Amanda Koonjbharry, an employment counselor with Employment Action Center, spoke for the working poor. She talked about a client called Kelly, a young mom who works 30 hours a week making $8.50 an hour and receives $300 in monthly food and cash benefits through the state as well as child-care benefits while going to school.

Kelly’s income is 105 percent of poverty level, Koonjbharry said, but under the proposed law, the mother would be faced with giving up her job, losing her benefits or dropping out of school.

It’s not like poor children are going away. The number of kids living in poverty has increased since 2000, nationally and in Minnesota. Some 15.2 percent of all Minnesota kids were poor in 2010 — that’s an increase of 62 percent in ten years.

Cutting MFIP hurts kids. Seven out of ten people receiving MFIP are children — about 71,000 children in 2010, according to the Children’s Defense Fund. Almost half of these children are under the age of five. The other three out of ten people? That would be their parents. Some are struggling parents like Kelly, trying to work their way out of poverty and build a better life for their children. Others are parents struggling against the burdens of mental illness or chemical dependency, or grandparents stepping up to raise their grandchildren. 

How does it make sense to cut off benefits to people who are just barely getting by? Even if a family starts earning slightly more than the official poverty line, that is not enough money to pay rent and buy food. How does it make sense to slash the lifetime eligibility period for assistance from 60 months to 36 months? Or to require that any family member’s drug use — at any time in their life — makes the family ineligible for MFIP? 

 

Beyond the Twin Cities

The stereotype is that poverty is an urban issue. It’s true that child poverty is higher than the state average in Hennepin County (15.7 percent) and Ramsey County (25.5 percent), but poverty is not just an urban phenomenon. 

Some rural counties have far higher child poverty rates. Among them: Mahnomen (35 percent), Beltrami (29.9 percent), Pine (25.7 percent), Clearwater (25.5 percent), and Cass (24 percent). (Click here to see all of the county listings on the CDF website.)

Some politicians talk about saving money. Taking food from poor children is not the way to save money, and cutting MFIP won’t even save very much. The CDF report on Minnesota’s Invisible Children notes:

The average monthly cash payment in December 2010 was $303 for MFIP child-only cases, and $357 for MFIP families. (Less than one percent of the total state general fund budget is spent on MFIP and General Assistance–the state’s cash assistance program for adults without children.) The basic MFIP cash assistance amount
has not been increased or adjusted for inflation since 1986.

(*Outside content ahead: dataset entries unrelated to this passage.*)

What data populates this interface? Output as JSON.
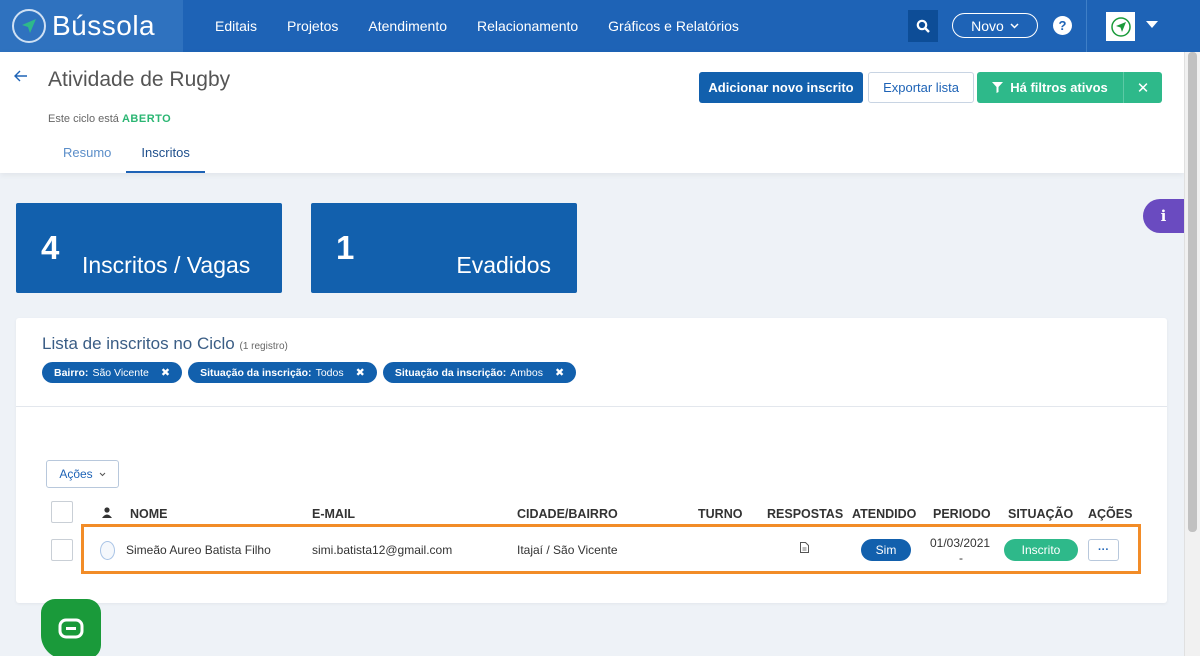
{
  "brand": {
    "name": "Bússola"
  },
  "nav": {
    "items": [
      "Editais",
      "Projetos",
      "Atendimento",
      "Relacionamento",
      "Gráficos e Relatórios"
    ],
    "novo_label": "Novo",
    "help_label": "?"
  },
  "header": {
    "back_icon": "arrow-left-icon",
    "title": "Atividade de Rugby",
    "status_prefix": "Este ciclo está",
    "status_value": "ABERTO",
    "tabs": [
      "Resumo",
      "Inscritos"
    ],
    "active_tab": "Inscritos",
    "add_button": "Adicionar novo inscrito",
    "export_button": "Exportar lista",
    "filters_button": "Há filtros ativos"
  },
  "info_label": "i",
  "stats": [
    {
      "value": "4",
      "label": "Inscritos / Vagas"
    },
    {
      "value": "1",
      "label": "Evadidos"
    }
  ],
  "list": {
    "title": "Lista de inscritos no Ciclo",
    "count": "(1 registro)",
    "filters": [
      {
        "key": "Bairro:",
        "value": "São Vicente"
      },
      {
        "key": "Situação da inscrição:",
        "value": "Todos"
      },
      {
        "key": "Situação da inscrição:",
        "value": "Ambos"
      }
    ],
    "actions_label": "Ações",
    "columns": [
      "NOME",
      "E-MAIL",
      "CIDADE/BAIRRO",
      "TURNO",
      "RESPOSTAS",
      "ATENDIDO",
      "PERIODO",
      "SITUAÇÃO",
      "AÇÕES"
    ],
    "rows": [
      {
        "name": "Simeão Aureo Batista Filho",
        "email": "simi.batista12@gmail.com",
        "city": "Itajaí / São Vicente",
        "turno": "",
        "atendido": "Sim",
        "periodo": "01/03/2021",
        "periodo_end": "-",
        "situacao": "Inscrito",
        "more": "···"
      }
    ]
  },
  "colors": {
    "topbar": "#1e63b6",
    "primary": "#1260ad",
    "success": "#2eb98a",
    "highlight": "#f28c28",
    "info": "#6a4bc0",
    "chat": "#1a9a3a"
  }
}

That’s right: less than one percent of the total state general fund budget is spent on MFIP and General Assistance combined. 

Poverty matters, and it matters most to kids. Several recent reports show that poverty is the largest determinant in the achievement gap. As reported in the New York Times in early February:

Now, in analyses of long-term data published in recent months, researchers are finding that while the achievement gap between white and black students has narrowed significantly over the past few decades, the gap between rich and poor students has grown substantially during the same period.

If we are serious about building a better state, we need to focus on reducing poverty, not reducing MFIP, and on supporting poor kids, not on punishing their parents.